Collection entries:
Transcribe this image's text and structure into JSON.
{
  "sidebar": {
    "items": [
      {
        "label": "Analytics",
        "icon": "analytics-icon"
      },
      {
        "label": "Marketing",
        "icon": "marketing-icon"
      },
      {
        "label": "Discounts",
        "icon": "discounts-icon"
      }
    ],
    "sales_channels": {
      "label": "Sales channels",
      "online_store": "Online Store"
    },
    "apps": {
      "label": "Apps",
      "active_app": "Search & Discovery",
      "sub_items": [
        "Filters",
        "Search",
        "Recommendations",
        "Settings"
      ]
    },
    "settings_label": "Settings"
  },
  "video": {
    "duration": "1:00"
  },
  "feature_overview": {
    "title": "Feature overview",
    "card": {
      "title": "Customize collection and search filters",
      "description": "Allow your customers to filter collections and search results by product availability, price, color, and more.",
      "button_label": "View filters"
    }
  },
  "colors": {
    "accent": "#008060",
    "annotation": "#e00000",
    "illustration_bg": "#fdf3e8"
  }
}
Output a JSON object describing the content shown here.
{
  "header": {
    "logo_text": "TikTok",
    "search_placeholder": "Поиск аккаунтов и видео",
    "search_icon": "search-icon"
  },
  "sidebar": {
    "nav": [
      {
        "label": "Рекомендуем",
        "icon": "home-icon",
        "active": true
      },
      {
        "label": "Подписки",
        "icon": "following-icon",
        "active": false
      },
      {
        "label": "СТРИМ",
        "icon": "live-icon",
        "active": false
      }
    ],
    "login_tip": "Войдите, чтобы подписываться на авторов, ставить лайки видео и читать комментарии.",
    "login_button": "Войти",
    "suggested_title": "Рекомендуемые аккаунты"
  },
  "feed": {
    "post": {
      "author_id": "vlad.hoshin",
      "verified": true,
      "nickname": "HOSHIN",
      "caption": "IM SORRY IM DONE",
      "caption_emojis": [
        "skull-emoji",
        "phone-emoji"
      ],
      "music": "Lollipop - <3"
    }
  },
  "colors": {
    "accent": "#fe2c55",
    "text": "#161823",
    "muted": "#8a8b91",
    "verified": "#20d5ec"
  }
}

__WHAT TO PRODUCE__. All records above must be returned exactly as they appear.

__EXPECTED ANSWER__.
Transcribe this image's text and structure into JSON.
{
  "sidebar": {
    "items": [
      {
        "label": "Analytics",
        "icon": "analytics-icon"
      },
      {
        "label": "Marketing",
        "icon": "marketing-icon"
      },
      {
        "label": "Discounts",
        "icon": "discounts-icon"
      }
    ],
    "sales_channels": {
      "label": "Sales channels",
      "online_store": "Online Store"
    },
    "apps": {
      "label": "Apps",
      "active_app": "Search & Discovery",
      "sub_items": [
        "Filters",
        "Search",
        "Recommendations",
        "Settings"
      ]
    },
    "settings_label": "Settings"
  },
  "video": {
    "duration": "1:00"
  },
  "feature_overview": {
    "title": "Feature overview",
    "card": {
      "title": "Customize collection and search filters",
      "description": "Allow your customers to filter collections and search results by product availability, price, color, and more.",
      "button_label": "View filters"
    }
  },
  "colors": {
    "accent": "#008060",
    "annotation": "#e00000",
    "illustration_bg": "#fdf3e8"
  }
}
Output a JSON object describing the content shown here.
{
  "header": {
    "logo_text": "TikTok",
    "search_placeholder": "Поиск аккаунтов и видео",
    "search_icon": "search-icon"
  },
  "sidebar": {
    "nav": [
      {
        "label": "Рекомендуем",
        "icon": "home-icon",
        "active": true
      },
      {
        "label": "Подписки",
        "icon": "following-icon",
        "active": false
      },
      {
        "label": "СТРИМ",
        "icon": "live-icon",
        "active": false
      }
    ],
    "login_tip": "Войдите, чтобы подписываться на авторов, ставить лайки видео и читать комментарии.",
    "login_button": "Войти",
    "suggested_title": "Рекомендуемые аккаунты"
  },
  "feed": {
    "post": {
      "author_id": "vlad.hoshin",
      "verified": true,
      "nickname": "HOSHIN",
      "caption": "IM SORRY IM DONE",
      "caption_emojis": [
        "skull-emoji",
        "phone-emoji"
      ],
      "music": "Lollipop - <3"
    }
  },
  "colors": {
    "accent": "#fe2c55",
    "text": "#161823",
    "muted": "#8a8b91",
    "verified": "#20d5ec"
  }
}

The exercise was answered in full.